Van Der Meeren's aim to build affordable housing for the general population resulted in the Ceca houses of 1955, which were based on a modular system with a steel frame at the core. The cost of the house was equivalent to that of a Ford car at the time (approximately €3650), fulfilling his wishes. Finally, due to not being granted a permit by the national low income housing association to build on a massive scale, he realised no more than a dozen of these houses, and they weren't inhabited by ordinary people but by intellectuals, contrary to his intention. This is the unfortunate paradox that much architectural thinking was subject to in the past and which is still the case.
"The images are not site specific, but still they are site generated.
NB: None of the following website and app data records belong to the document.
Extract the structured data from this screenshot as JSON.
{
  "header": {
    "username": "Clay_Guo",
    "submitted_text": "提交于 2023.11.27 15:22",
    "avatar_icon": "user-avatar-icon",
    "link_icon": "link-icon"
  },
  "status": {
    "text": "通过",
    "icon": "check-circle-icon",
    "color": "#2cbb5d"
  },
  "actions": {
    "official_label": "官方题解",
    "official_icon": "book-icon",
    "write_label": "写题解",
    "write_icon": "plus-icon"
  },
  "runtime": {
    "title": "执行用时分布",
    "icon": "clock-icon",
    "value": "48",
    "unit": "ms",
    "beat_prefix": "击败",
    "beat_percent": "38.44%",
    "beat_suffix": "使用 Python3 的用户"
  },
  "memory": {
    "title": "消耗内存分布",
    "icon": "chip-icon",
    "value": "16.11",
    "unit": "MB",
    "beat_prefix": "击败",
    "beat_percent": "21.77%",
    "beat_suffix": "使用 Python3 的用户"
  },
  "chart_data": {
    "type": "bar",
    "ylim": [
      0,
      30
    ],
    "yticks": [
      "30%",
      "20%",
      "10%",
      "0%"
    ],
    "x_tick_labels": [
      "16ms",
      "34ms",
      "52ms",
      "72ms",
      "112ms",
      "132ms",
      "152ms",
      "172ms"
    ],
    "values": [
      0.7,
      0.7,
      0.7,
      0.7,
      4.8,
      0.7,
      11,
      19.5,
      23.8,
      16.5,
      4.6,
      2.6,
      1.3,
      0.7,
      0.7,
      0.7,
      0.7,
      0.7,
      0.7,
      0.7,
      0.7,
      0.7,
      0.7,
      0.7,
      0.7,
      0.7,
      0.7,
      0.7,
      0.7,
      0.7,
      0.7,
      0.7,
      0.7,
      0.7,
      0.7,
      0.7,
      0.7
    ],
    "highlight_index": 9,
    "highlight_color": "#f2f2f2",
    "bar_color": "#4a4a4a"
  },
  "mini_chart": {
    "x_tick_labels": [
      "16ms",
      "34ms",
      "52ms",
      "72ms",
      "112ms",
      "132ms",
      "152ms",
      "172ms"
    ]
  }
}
Each image gains a specific place in the sequence of the book. As a sequence invites us to reflect on the process of thinking, it invites us also to think about the space/building. This sequence doesn't represent the space as a reconstruction but as a movement through and around the building. The truth of the building lies on the thin surface of the construction. This visible surface becomes the layer of the story. The three-dimensional space of a building is reduced to a two-dimensional space of a photograph, losing all depth and exploring the limits of the camera."
The three-dimensional space of a building is reduced to a two-dimensional space of a photograph, losing all depth and exploring the limits of the camera.
In the details, however, the viewer gets a glimpse of Van Der Meeren's skills. But more than this, the images indicate the atmosphere within the high-rise today and the associated change in ideas.